[Action item] The entries that follow are to be duplicated in full, character for character.

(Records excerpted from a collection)

________

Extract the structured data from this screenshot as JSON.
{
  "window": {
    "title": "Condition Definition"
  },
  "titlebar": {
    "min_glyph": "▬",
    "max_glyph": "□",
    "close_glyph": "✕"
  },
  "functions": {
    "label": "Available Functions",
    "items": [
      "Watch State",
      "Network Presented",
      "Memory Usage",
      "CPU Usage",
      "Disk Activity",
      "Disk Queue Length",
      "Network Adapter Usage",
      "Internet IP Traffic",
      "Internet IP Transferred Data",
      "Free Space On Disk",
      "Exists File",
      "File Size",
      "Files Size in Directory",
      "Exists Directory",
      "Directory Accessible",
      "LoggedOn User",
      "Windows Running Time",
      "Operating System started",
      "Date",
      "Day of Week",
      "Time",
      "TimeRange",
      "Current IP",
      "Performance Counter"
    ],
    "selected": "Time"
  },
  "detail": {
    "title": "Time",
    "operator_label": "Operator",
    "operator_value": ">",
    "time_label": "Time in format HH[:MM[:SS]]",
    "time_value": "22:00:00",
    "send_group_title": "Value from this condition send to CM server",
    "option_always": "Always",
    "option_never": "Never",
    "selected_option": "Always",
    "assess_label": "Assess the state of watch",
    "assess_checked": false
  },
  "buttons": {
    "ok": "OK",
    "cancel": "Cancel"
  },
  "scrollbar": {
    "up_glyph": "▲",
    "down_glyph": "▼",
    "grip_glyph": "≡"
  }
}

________

[Expected output]
Extract the structured data from this screenshot as JSON.
{
  "window": {
    "title": "Condition Definition"
  },
  "titlebar": {
    "min_glyph": "▬",
    "max_glyph": "□",
    "close_glyph": "✕"
  },
  "functions": {
    "label": "Available Functions",
    "items": [
      "Watch State",
      "Network Presented",
      "Memory Usage",
      "CPU Usage",
      "Disk Activity",
      "Disk Queue Length",
      "Network Adapter Usage",
      "Internet IP Traffic",
      "Internet IP Transferred Data",
      "Free Space On Disk",
      "Exists File",
      "File Size",
      "Files Size in Directory",
      "Exists Directory",
      "Directory Accessible",
      "LoggedOn User",
      "Windows Running Time",
      "Operating System started",
      "Date",
      "Day of Week",
      "Time",
      "TimeRange",
      "Current IP",
      "Performance Counter"
    ],
    "selected": "Time"
  },
  "detail": {
    "title": "Time",
    "operator_label": "Operator",
    "operator_value": ">",
    "time_label": "Time in format HH[:MM[:SS]]",
    "time_value": "22:00:00",
    "send_group_title": "Value from this condition send to CM server",
    "option_always": "Always",
    "option_never": "Never",
    "selected_option": "Always",
    "assess_label": "Assess the state of watch",
    "assess_checked": false
  },
  "buttons": {
    "ok": "OK",
    "cancel": "Cancel"
  },
  "scrollbar": {
    "up_glyph": "▲",
    "down_glyph": "▼",
    "grip_glyph": "≡"
  }
}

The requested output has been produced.